“In Venezuela they have had ample money and ample corruption with their democratic leaders and yes, Mr. Chavez will bring nothing but misery to his people. He will not bring higher standards of living. When you eliminate the balance of power as Mr. Chavez is doing in Venezuela today, it will make matters worse not better.”

Representative Jerry Weller of Illinois joined in:

“There is an estimated 3-17 billion dollars in Venezuelan oil money sloshing around Latin America, corrupting government officials, undermining democratic governments through the funding of street movements. We have even seen direct threats against the people of a country, as in the Peruvian elections if they elected someone other than Chavez’s choice.”

Representative Weller proceeded to show photos of earth moving trucks and Nicaraguan presidential candidate Daniel Ortega exiting a Helicopter. Rep. Weller asserted President Chavez has sent tons of fertilizer to Nicaragua in order to buy influence, while also supplying the Ortega campaign with helicopters.

Representative Delahunt of Massachusetts snapped:

“You’re showing pictures of fertilizer; we have overthrown governments there! We have a historical legacy we have to deal with, and we wonder why they don’t trust us. We had to apologize to Guatemala in 1998 because we were implicated in a genocide there, and you’re worried about fertilizer. We should be sitting down with every nation that has a democratic leader in this hemisphere and laying out some new rules about respect for sovereignty and non-interference.”

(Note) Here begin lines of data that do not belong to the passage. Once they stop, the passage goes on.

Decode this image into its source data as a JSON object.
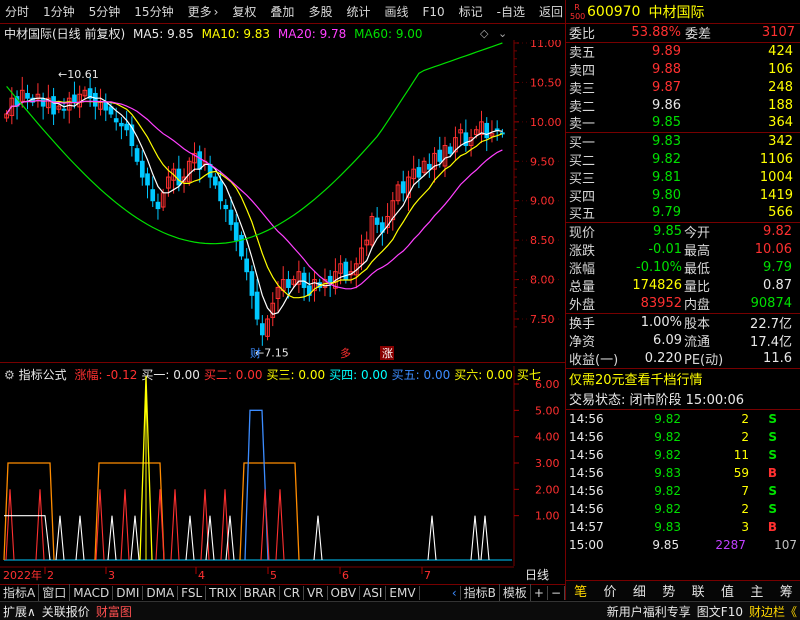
{
  "toolbar": {
    "left": [
      "分时",
      "1分钟",
      "5分钟",
      "15分钟",
      "更多"
    ],
    "right": [
      "复权",
      "叠加",
      "多股",
      "统计",
      "画线",
      "F10",
      "标记",
      "-自选",
      "返回"
    ],
    "more_arrow": "›"
  },
  "chart": {
    "title": "中材国际(日线 前复权)",
    "ma5": "MA5: 9.85",
    "ma10": "MA10: 9.83",
    "ma20": "MA20: 9.78",
    "ma60": "MA60: 9.00",
    "price_axis": [
      "11.00",
      "10.50",
      "10.00",
      "9.50",
      "9.00",
      "8.50",
      "8.00",
      "7.50"
    ],
    "high_label": "10.61",
    "low_label": "7.15",
    "markers": [
      "财",
      "多",
      "涨"
    ],
    "colors": {
      "up": "#ff3030",
      "down": "#00c8ff",
      "ma5": "#ffffff",
      "ma10": "#ffff00",
      "ma20": "#ff40ff",
      "ma60": "#00e000"
    }
  },
  "indicator": {
    "title": "指标公式",
    "items": [
      {
        "label": "涨幅: -0.12",
        "color": "#ff3030"
      },
      {
        "label": "买一: 0.00",
        "color": "#e8e8e8"
      },
      {
        "label": "买二: 0.00",
        "color": "#ff3030"
      },
      {
        "label": "买三: 0.00",
        "color": "#ffff00"
      },
      {
        "label": "买四: 0.00",
        "color": "#00ffff"
      },
      {
        "label": "买五: 0.00",
        "color": "#3c8cff"
      },
      {
        "label": "买六: 0.00",
        "color": "#ffff00"
      },
      {
        "label": "买七",
        "color": "#ffff00"
      }
    ],
    "axis": [
      "6.00",
      "5.00",
      "4.00",
      "3.00",
      "2.00",
      "1.00"
    ]
  },
  "date_axis": {
    "year": "2022年",
    "months": [
      "2",
      "3",
      "4",
      "5",
      "6",
      "7"
    ],
    "period": "日线"
  },
  "bottom_tabs": [
    "指标A",
    "窗口",
    "MACD",
    "DMI",
    "DMA",
    "FSL",
    "TRIX",
    "BRAR",
    "CR",
    "VR",
    "OBV",
    "ASI",
    "EMV",
    "‹",
    "指标B",
    "模板",
    "+",
    "−"
  ],
  "status_bar": [
    "扩展∧",
    "关联报价",
    "财富图",
    "新用户福利专享",
    "图文F10",
    "财边栏《"
  ],
  "quote": {
    "code": "600970",
    "name": "中材国际",
    "badge": "R 500",
    "weibi_label": "委比",
    "weibi": "53.88%",
    "weicha_label": "委差",
    "weicha": "3107",
    "asks": [
      {
        "label": "卖五",
        "price": "9.89",
        "vol": "424"
      },
      {
        "label": "卖四",
        "price": "9.88",
        "vol": "106"
      },
      {
        "label": "卖三",
        "price": "9.87",
        "vol": "248"
      },
      {
        "label": "卖二",
        "price": "9.86",
        "vol": "188"
      },
      {
        "label": "卖一",
        "price": "9.85",
        "vol": "364"
      }
    ],
    "bids": [
      {
        "label": "买一",
        "price": "9.83",
        "vol": "342"
      },
      {
        "label": "买二",
        "price": "9.82",
        "vol": "1106"
      },
      {
        "label": "买三",
        "price": "9.81",
        "vol": "1004"
      },
      {
        "label": "买四",
        "price": "9.80",
        "vol": "1419"
      },
      {
        "label": "买五",
        "price": "9.79",
        "vol": "566"
      }
    ],
    "stats1": [
      {
        "k": "现价",
        "v": "9.85",
        "k2": "今开",
        "v2": "9.82"
      },
      {
        "k": "涨跌",
        "v": "-0.01",
        "k2": "最高",
        "v2": "10.06"
      },
      {
        "k": "涨幅",
        "v": "-0.10%",
        "k2": "最低",
        "v2": "9.79"
      },
      {
        "k": "总量",
        "v": "174826",
        "k2": "量比",
        "v2": "0.87"
      },
      {
        "k": "外盘",
        "v": "83952",
        "k2": "内盘",
        "v2": "90874"
      }
    ],
    "stats2": [
      {
        "k": "换手",
        "v": "1.00%",
        "k2": "股本",
        "v2": "22.7亿"
      },
      {
        "k": "净资",
        "v": "6.09",
        "k2": "流通",
        "v2": "17.4亿"
      },
      {
        "k": "收益(一)",
        "v": "0.220",
        "k2": "PE(动)",
        "v2": "11.6"
      }
    ],
    "promo": "仅需20元查看千档行情",
    "trade_state": "交易状态: 闭市阶段 15:00:06",
    "ticks": [
      {
        "t": "14:56",
        "p": "9.82",
        "v": "2",
        "bs": "S"
      },
      {
        "t": "14:56",
        "p": "9.82",
        "v": "2",
        "bs": "S"
      },
      {
        "t": "14:56",
        "p": "9.82",
        "v": "11",
        "bs": "S"
      },
      {
        "t": "14:56",
        "p": "9.83",
        "v": "59",
        "bs": "B"
      },
      {
        "t": "14:56",
        "p": "9.82",
        "v": "7",
        "bs": "S"
      },
      {
        "t": "14:56",
        "p": "9.82",
        "v": "2",
        "bs": "S"
      },
      {
        "t": "14:57",
        "p": "9.83",
        "v": "3",
        "bs": "B"
      },
      {
        "t": "15:00",
        "p": "9.85",
        "v": "2287",
        "bs": "",
        "last": "107"
      }
    ],
    "buttons": [
      "笔",
      "价",
      "细",
      "势",
      "联",
      "值",
      "主",
      "筹"
    ]
  }
}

The hearing concluded as it began, with Venezuela as the topic of discussion. And despite Committee leader’s best attempts to assemble an anti–Chavez forum, Representatives Meeks, Delahunt, and Lee brought a degree of balance to the congressional floor. Although clearly in the minority, the liberal democrats were able to emphasize the importance of poverty eradication, provide keen perspective on hemispheric intervention, and to expose inconsistencies in U.S. support for Latin American democracy.  No legislative measures were taken and glaring problems in the rest of the hemisphere were largely ignored, but Venezuela continues to drive the important debate on democracy in the U.S. Congress.